Items from an interface collection
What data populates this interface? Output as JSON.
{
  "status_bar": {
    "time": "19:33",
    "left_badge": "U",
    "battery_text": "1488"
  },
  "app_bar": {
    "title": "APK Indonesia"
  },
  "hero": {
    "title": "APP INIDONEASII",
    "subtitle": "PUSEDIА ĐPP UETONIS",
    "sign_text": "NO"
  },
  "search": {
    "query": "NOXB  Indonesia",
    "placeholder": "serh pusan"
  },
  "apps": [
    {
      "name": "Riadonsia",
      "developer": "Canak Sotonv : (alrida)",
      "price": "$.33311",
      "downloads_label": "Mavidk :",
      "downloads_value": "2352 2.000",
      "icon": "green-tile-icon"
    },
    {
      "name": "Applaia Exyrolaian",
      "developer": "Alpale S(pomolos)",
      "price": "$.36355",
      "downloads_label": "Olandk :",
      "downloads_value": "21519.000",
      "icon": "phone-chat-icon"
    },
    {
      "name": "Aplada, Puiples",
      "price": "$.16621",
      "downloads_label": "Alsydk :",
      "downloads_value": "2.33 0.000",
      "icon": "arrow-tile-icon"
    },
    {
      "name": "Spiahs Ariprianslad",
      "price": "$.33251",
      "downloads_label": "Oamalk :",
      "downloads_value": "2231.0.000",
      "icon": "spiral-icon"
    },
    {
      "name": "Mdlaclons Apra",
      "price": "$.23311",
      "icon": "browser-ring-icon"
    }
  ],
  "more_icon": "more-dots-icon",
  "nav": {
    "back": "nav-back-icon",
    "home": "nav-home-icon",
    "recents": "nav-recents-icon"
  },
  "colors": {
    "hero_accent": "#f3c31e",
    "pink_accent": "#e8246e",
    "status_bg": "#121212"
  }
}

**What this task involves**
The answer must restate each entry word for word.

**Response**
What data populates this interface? Output as JSON.
{
  "status_bar": {
    "time": "19:33",
    "left_badge": "U",
    "battery_text": "1488"
  },
  "app_bar": {
    "title": "APK Indonesia"
  },
  "hero": {
    "title": "APP INIDONEASII",
    "subtitle": "PUSEDIА ĐPP UETONIS",
    "sign_text": "NO"
  },
  "search": {
    "query": "NOXB  Indonesia",
    "placeholder": "serh pusan"
  },
  "apps": [
    {
      "name": "Riadonsia",
      "developer": "Canak Sotonv : (alrida)",
      "price": "$.33311",
      "downloads_label": "Mavidk :",
      "downloads_value": "2352 2.000",
      "icon": "green-tile-icon"
    },
    {
      "name": "Applaia Exyrolaian",
      "developer": "Alpale S(pomolos)",
      "price": "$.36355",
      "downloads_label": "Olandk :",
      "downloads_value": "21519.000",
      "icon": "phone-chat-icon"
    },
    {
      "name": "Aplada, Puiples",
      "price": "$.16621",
      "downloads_label": "Alsydk :",
      "downloads_value": "2.33 0.000",
      "icon": "arrow-tile-icon"
    },
    {
      "name": "Spiahs Ariprianslad",
      "price": "$.33251",
      "downloads_label": "Oamalk :",
      "downloads_value": "2231.0.000",
      "icon": "spiral-icon"
    },
    {
      "name": "Mdlaclons Apra",
      "price": "$.23311",
      "icon": "browser-ring-icon"
    }
  ],
  "more_icon": "more-dots-icon",
  "nav": {
    "back": "nav-back-icon",
    "home": "nav-home-icon",
    "recents": "nav-recents-icon"
  },
  "colors": {
    "hero_accent": "#f3c31e",
    "pink_accent": "#e8246e",
    "status_bg": "#121212"
  }
}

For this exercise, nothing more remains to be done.